Clothes make the man, which is why charity shops are such creepy places.

The suits on their dusty hangers are haunted by ghosts of givers past, whispering to the ghoulish bargain-hunters that feast on the detritus of the recently dead.

Dairy Milk’s offbeat new opus has the usual glass and a half of Fairtrade vigour, but its heart is as dark as Bourneville. Empty jackets waltz with discarded granny pants in a macabre ballet that hints at the hollow men cast off by coalition cuts to loll in the gutter, stinking of turps. Its slogan speaks of joy but the 1980s pop soundtrack rings out like the mirthless laughter of the damned.

This bold political allegory is fitting tribute to the departed of Somerdale.

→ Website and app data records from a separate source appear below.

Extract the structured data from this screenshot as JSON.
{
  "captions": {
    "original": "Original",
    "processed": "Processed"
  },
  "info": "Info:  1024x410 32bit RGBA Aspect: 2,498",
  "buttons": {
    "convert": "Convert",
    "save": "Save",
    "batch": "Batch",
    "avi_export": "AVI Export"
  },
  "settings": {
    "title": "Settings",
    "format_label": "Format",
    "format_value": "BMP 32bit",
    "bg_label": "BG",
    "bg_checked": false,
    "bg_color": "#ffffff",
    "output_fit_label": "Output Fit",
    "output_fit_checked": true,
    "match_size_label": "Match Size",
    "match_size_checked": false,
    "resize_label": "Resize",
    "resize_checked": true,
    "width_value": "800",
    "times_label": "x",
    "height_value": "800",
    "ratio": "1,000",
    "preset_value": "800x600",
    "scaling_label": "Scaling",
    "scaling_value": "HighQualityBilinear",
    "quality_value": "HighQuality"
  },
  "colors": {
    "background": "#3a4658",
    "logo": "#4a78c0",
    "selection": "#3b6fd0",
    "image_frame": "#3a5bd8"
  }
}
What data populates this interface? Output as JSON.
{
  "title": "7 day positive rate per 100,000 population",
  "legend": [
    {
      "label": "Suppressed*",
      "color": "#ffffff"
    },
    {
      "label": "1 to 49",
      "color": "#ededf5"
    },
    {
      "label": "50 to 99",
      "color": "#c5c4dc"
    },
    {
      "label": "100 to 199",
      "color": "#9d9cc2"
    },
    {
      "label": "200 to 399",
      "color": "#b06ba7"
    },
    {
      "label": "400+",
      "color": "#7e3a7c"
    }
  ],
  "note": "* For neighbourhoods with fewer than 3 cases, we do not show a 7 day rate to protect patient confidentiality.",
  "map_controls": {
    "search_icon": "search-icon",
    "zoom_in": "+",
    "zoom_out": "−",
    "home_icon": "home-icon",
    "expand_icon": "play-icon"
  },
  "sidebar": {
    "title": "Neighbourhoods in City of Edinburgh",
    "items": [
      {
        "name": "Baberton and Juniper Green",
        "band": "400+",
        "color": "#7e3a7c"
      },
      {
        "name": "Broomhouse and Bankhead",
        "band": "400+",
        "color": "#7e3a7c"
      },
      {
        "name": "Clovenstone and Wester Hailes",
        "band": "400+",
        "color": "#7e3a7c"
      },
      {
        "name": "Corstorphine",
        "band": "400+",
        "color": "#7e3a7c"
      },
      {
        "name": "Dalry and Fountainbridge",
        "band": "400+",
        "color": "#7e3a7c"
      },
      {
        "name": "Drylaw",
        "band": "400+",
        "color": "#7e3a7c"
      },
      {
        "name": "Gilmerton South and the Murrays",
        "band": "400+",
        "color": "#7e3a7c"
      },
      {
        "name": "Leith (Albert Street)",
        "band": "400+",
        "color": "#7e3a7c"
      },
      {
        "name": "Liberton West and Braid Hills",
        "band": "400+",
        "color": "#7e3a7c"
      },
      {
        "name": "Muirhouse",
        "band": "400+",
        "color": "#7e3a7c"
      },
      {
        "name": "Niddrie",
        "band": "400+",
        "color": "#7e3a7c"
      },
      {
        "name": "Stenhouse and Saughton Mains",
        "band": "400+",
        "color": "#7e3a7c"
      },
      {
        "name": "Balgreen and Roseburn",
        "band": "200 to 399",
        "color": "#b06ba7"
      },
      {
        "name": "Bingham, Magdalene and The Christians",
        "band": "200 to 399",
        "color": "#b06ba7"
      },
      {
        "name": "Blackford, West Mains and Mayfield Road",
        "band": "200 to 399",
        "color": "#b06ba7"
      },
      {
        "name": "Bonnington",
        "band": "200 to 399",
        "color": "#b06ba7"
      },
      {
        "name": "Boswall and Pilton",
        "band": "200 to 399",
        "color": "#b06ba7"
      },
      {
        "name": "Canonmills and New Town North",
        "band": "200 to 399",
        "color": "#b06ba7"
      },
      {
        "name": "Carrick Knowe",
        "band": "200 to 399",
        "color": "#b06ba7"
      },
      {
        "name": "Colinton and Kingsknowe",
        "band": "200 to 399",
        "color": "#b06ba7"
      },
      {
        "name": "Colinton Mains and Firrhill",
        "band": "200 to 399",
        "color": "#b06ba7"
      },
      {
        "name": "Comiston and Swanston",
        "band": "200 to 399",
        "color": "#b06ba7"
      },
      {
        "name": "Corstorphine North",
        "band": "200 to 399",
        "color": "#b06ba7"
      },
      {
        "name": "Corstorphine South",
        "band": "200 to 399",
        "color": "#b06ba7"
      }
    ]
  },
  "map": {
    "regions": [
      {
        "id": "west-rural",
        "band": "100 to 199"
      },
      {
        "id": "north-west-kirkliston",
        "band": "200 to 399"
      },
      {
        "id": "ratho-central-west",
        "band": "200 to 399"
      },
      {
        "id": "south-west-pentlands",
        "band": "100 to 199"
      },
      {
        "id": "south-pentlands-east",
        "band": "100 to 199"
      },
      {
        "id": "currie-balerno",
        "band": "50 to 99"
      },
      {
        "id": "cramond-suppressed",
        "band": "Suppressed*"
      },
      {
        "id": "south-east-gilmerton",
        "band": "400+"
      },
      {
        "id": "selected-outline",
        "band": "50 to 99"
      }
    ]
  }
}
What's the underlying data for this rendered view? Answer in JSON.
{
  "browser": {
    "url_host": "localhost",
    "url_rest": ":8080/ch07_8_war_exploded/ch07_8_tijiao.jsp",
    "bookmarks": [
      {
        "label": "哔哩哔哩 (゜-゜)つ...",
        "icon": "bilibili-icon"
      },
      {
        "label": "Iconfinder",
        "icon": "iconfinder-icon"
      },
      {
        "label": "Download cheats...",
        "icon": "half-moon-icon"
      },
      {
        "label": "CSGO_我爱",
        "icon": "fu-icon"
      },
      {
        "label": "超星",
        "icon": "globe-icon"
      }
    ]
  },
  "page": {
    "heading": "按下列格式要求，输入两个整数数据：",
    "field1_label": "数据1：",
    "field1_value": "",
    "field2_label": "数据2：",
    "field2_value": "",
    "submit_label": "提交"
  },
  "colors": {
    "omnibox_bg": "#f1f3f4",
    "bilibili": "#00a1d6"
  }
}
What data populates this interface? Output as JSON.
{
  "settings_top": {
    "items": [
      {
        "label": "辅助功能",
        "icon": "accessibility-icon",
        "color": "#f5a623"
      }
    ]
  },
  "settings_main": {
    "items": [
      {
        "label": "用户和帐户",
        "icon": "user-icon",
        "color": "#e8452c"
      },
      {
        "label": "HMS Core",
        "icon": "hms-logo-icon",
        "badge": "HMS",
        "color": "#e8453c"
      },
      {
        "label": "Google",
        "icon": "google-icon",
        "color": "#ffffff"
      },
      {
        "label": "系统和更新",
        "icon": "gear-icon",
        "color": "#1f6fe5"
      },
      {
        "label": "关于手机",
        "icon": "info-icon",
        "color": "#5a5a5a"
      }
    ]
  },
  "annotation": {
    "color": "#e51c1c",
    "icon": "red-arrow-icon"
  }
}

Buy a suit from a charity shop and there’s a good chance somebody died in it. Dairy Milk here reminds us that every dance is somebody’s last.

More from this column